● Exercise aim:
Below is a listing. Output every line of it exactly.

****

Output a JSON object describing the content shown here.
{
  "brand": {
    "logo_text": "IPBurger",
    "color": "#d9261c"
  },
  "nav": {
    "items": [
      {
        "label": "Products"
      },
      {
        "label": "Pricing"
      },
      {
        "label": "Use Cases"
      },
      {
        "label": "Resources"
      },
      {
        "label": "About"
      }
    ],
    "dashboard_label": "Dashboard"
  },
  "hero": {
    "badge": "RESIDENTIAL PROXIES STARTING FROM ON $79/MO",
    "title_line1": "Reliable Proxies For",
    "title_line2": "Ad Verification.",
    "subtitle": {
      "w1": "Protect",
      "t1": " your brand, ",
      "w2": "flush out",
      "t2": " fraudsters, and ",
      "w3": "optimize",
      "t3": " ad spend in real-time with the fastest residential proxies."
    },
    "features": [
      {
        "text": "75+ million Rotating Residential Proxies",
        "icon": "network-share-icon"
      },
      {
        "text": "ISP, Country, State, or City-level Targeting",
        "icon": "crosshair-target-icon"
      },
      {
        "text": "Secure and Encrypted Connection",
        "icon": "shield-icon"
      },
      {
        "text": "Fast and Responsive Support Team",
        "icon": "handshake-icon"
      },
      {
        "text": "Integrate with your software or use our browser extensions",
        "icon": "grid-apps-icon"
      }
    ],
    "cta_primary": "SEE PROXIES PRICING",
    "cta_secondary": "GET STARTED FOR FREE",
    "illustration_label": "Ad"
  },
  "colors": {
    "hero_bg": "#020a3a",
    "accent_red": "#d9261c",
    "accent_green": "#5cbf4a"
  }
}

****

● Exercise response:
Output a JSON object describing the content shown here.
{
  "brand": {
    "logo_text": "IPBurger",
    "color": "#d9261c"
  },
  "nav": {
    "items": [
      {
        "label": "Products"
      },
      {
        "label": "Pricing"
      },
      {
        "label": "Use Cases"
      },
      {
        "label": "Resources"
      },
      {
        "label": "About"
      }
    ],
    "dashboard_label": "Dashboard"
  },
  "hero": {
    "badge": "RESIDENTIAL PROXIES STARTING FROM ON $79/MO",
    "title_line1": "Reliable Proxies For",
    "title_line2": "Ad Verification.",
    "subtitle": {
      "w1": "Protect",
      "t1": " your brand, ",
      "w2": "flush out",
      "t2": " fraudsters, and ",
      "w3": "optimize",
      "t3": " ad spend in real-time with the fastest residential proxies."
    },
    "features": [
      {
        "text": "75+ million Rotating Residential Proxies",
        "icon": "network-share-icon"
      },
      {
        "text": "ISP, Country, State, or City-level Targeting",
        "icon": "crosshair-target-icon"
      },
      {
        "text": "Secure and Encrypted Connection",
        "icon": "shield-icon"
      },
      {
        "text": "Fast and Responsive Support Team",
        "icon": "handshake-icon"
      },
      {
        "text": "Integrate with your software or use our browser extensions",
        "icon": "grid-apps-icon"
      }
    ],
    "cta_primary": "SEE PROXIES PRICING",
    "cta_secondary": "GET STARTED FOR FREE",
    "illustration_label": "Ad"
  },
  "colors": {
    "hero_bg": "#020a3a",
    "accent_red": "#d9261c",
    "accent_green": "#5cbf4a"
  }
}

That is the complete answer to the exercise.